... In general, the sustainable energy transition with greater reliance on variable renewable energy sources will provide more leverage to firms that have flexible production, viz., gas-fired plants, hydro reservoirs, and storage units, in their portfolios (Tangerås and Mauritzen, 2018). In the case of SEE-REM, a dominant firm with such a portfolio could manipulate both electricity and permit prices to its advantage, thereby possibly weakening the intent of carbon policy. ...
... In the U.S, legislation for a national portfolio standard has been considered in Congress on multiple occasions since 1997 [11]. A total of 29 U S. states and the District of Columbia have in place mandatory Renewable Portfolio Standards (RPS), which require that a certain minimum amount of energy comes from renewable resources [12]. In the United States, investment is encouraged in renewable energy generation through primary state-level policy instruments like RPS. ...
... High risk exploration drilling tends to attractive to investors when price of crude oil is high and consequently results in finding new oil fields that ultimately impact total oil supply (Mauritzen, 2016). ...
... Allcott und Greenstone (2013) Verkaufszahlen von "energy star"-Geräten in den USA. Auch Mauritzen (2015) untersucht, wie ...
... 6 Lundin and Tangerås [2020] empirically reject the hypothesis of perfect competition on Nord Pool, the day-ahead market of the Nordic power exchange, during the period 2011-2013. Tangerås and Mauritzen [2018] test the hypothesis of perfect competition in some areas in Sweden in the period 2010-2013 and reject this hypothesis. Fleten and Lie [2013] conclude that Norway's largest hydro power producer has an incentive to reduce thermal production in order to increase the market spot price. ...

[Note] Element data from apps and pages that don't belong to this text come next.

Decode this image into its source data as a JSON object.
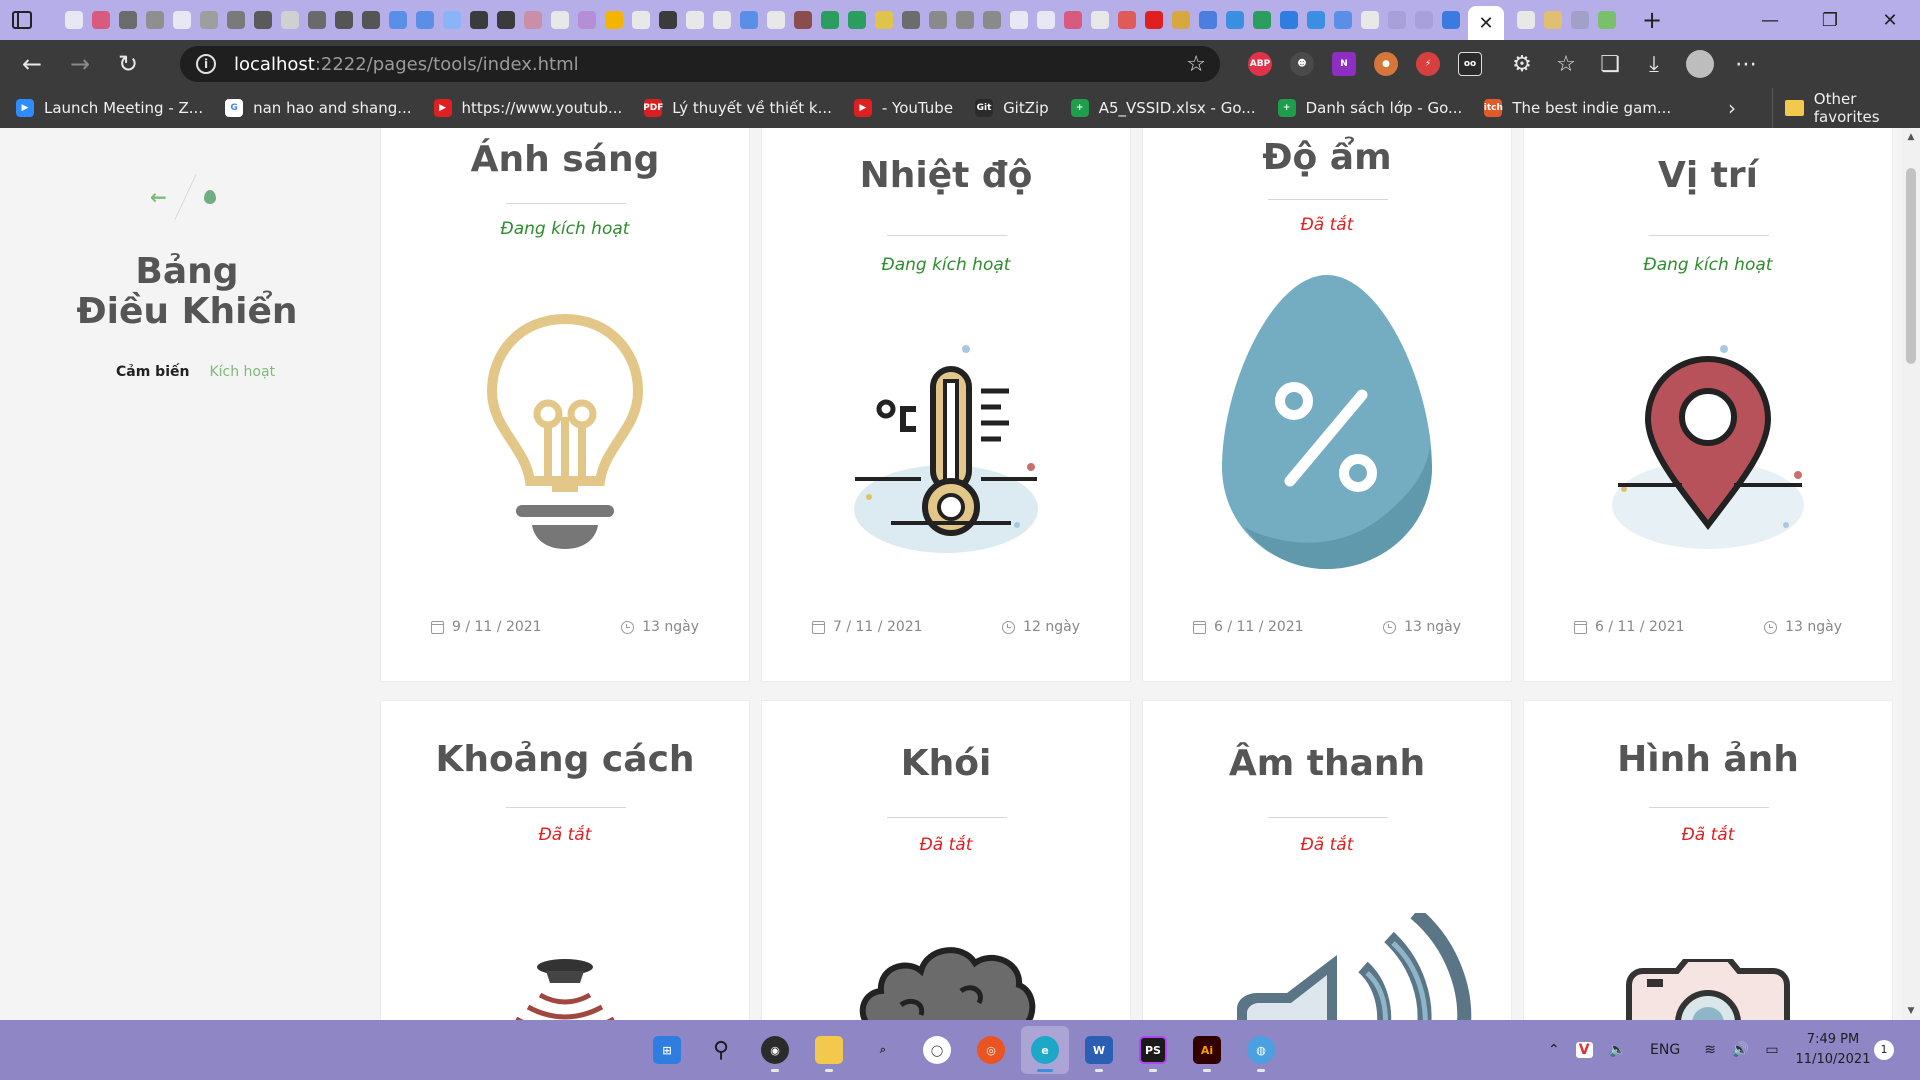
{
  "browser": {
    "url_host": "localhost",
    "url_rest": ":2222/pages/tools/index.html",
    "tab_close": "✕",
    "new_tab": "+",
    "tab_favicon_colors": [
      "#e8e8f5",
      "#d85a7f",
      "#6c6c6c",
      "#8f8f8f",
      "#e8e8f5",
      "#9e9e9e",
      "#7a7a7a",
      "#5a5a5a",
      "#d0d0d0",
      "#6a6a6a",
      "#555555",
      "#555555",
      "#5b8ee6",
      "#5b8ee6",
      "#8ab4f8",
      "#3b3b3b",
      "#3b3b3b",
      "#c98fa6",
      "#e8e8e8",
      "#b48fd8",
      "#f4b400",
      "#e8e8e8",
      "#3b3b3b",
      "#e8e8e8",
      "#e8e8e8",
      "#5b8ee6",
      "#e8e8e8",
      "#8a4c4c",
      "#2a9d5f",
      "#2a9d5f",
      "#e0c34a",
      "#6c6c6c",
      "#8a8a8a",
      "#8a8a8a",
      "#8a8a8a",
      "#e8e8f5",
      "#e8e8f5",
      "#d85a7f",
      "#e8e8e8",
      "#e05a5a",
      "#e02020",
      "#d8a840",
      "#4a7fe0",
      "#3b8fe0",
      "#2a9d5f",
      "#2f7de0",
      "#3b8fe0",
      "#5b8ee6",
      "#e8e8e8",
      "#a8a0d8",
      "#a8a0d8",
      "#3b7be0"
    ],
    "right_tab_colors": [
      "#e8e8e8",
      "#e0c070",
      "#a0a0c8",
      "#7abf6a"
    ]
  },
  "bookmarks": [
    {
      "label": "Launch Meeting - Z...",
      "color": "#2d8cff",
      "glyph": "▶"
    },
    {
      "label": "nan hao and shang...",
      "color": "#ffffff",
      "glyph": "G"
    },
    {
      "label": "https://www.youtub...",
      "color": "#e02020",
      "glyph": "▶"
    },
    {
      "label": "Lý thuyết về thiết k...",
      "color": "#d82020",
      "glyph": "PDF"
    },
    {
      "label": "- YouTube",
      "color": "#e02020",
      "glyph": "▶"
    },
    {
      "label": "GitZip",
      "color": "#2b2b2b",
      "glyph": "Git"
    },
    {
      "label": "A5_VSSID.xlsx - Go...",
      "color": "#1e9e4a",
      "glyph": "+"
    },
    {
      "label": "Danh sách lớp - Go...",
      "color": "#1e9e4a",
      "glyph": "+"
    },
    {
      "label": "The best indie gam...",
      "color": "#e05a2a",
      "glyph": "itch"
    }
  ],
  "bookmarks_other": "Other favorites",
  "sidebar": {
    "brand_line1": "Bảng",
    "brand_line2": "Điều Khiển",
    "nav_sensors": "Cảm biến",
    "nav_active": "Kích hoạt"
  },
  "cards": [
    {
      "title": "Ánh sáng",
      "status": "Đang kích hoạt",
      "status_on": true,
      "date": "9 / 11 / 2021",
      "days": "13 ngày",
      "icon": "lightbulb-icon"
    },
    {
      "title": "Nhiệt độ",
      "status": "Đang kích hoạt",
      "status_on": true,
      "date": "7 / 11 / 2021",
      "days": "12 ngày",
      "icon": "thermometer-icon"
    },
    {
      "title": "Độ ẩm",
      "status": "Đã tắt",
      "status_on": false,
      "date": "6 / 11 / 2021",
      "days": "13 ngày",
      "icon": "humidity-drop-icon"
    },
    {
      "title": "Vị trí",
      "status": "Đang kích hoạt",
      "status_on": true,
      "date": "6 / 11 / 2021",
      "days": "13 ngày",
      "icon": "location-pin-icon"
    },
    {
      "title": "Khoảng cách",
      "status": "Đã tắt",
      "status_on": false,
      "icon": "distance-sensor-icon"
    },
    {
      "title": "Khói",
      "status": "Đã tắt",
      "status_on": false,
      "icon": "smoke-cloud-icon"
    },
    {
      "title": "Âm thanh",
      "status": "Đã tắt",
      "status_on": false,
      "icon": "speaker-sound-icon"
    },
    {
      "title": "Hình ảnh",
      "status": "Đã tắt",
      "status_on": false,
      "icon": "camera-icon"
    }
  ],
  "colors": {
    "status_on": "#2e8b2e",
    "status_off": "#e02020",
    "accent_green": "#7dbb7a",
    "tabstrip": "#b5aee9",
    "taskbar": "#8f86c6"
  },
  "taskbar": {
    "lang": "ENG",
    "time": "7:49 PM",
    "date": "11/10/2021",
    "notifications": "1"
  }
}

... Wind turbines, on the other hand, tend to have a mechanical life of over 20 years. More so, older wind power sites tend to get re-powered -that is the turbines get replaced by newer, more efficient turbinesas the wind resources and transmission infrastructure make such sites ideal for continued investment (Mauritzen, 2014). Thus, even though we might hypothesize that the local economic effects of wind power are less than that of exploiting oil and gas deposits, there is good reason to believe that the effects may be more permanent in nature. ...
... Furthermore, it seems that the merit-order effect increases when fuel prices are high and that RES feed-in can even lead to negative prices when demand is low and the feed-in high (Paraschiv, Erni, and Pietsch 2014;Gürtler and Paulsen 2018). Cross-border effects of German wind power feed-in on Dutch electricity prices have also been found and the same goes for Danish wind power feed-in and Norwegian spot prices (Mauritzen 2013;Mulder and Scholtens 2013). More recent studies on Spain with data up to 2013 find that a 1%-increase in the share of RES decreases spot prices by 0.5€/MWh and that a 1%-increase in hydro power feed-in reduces baseload spot prices by 0.3% while a 1%-increase in wind power feed-in reduces baseload prices by 0.25% (Ballester and Furió 2015;Freitas and Silva 2015). ...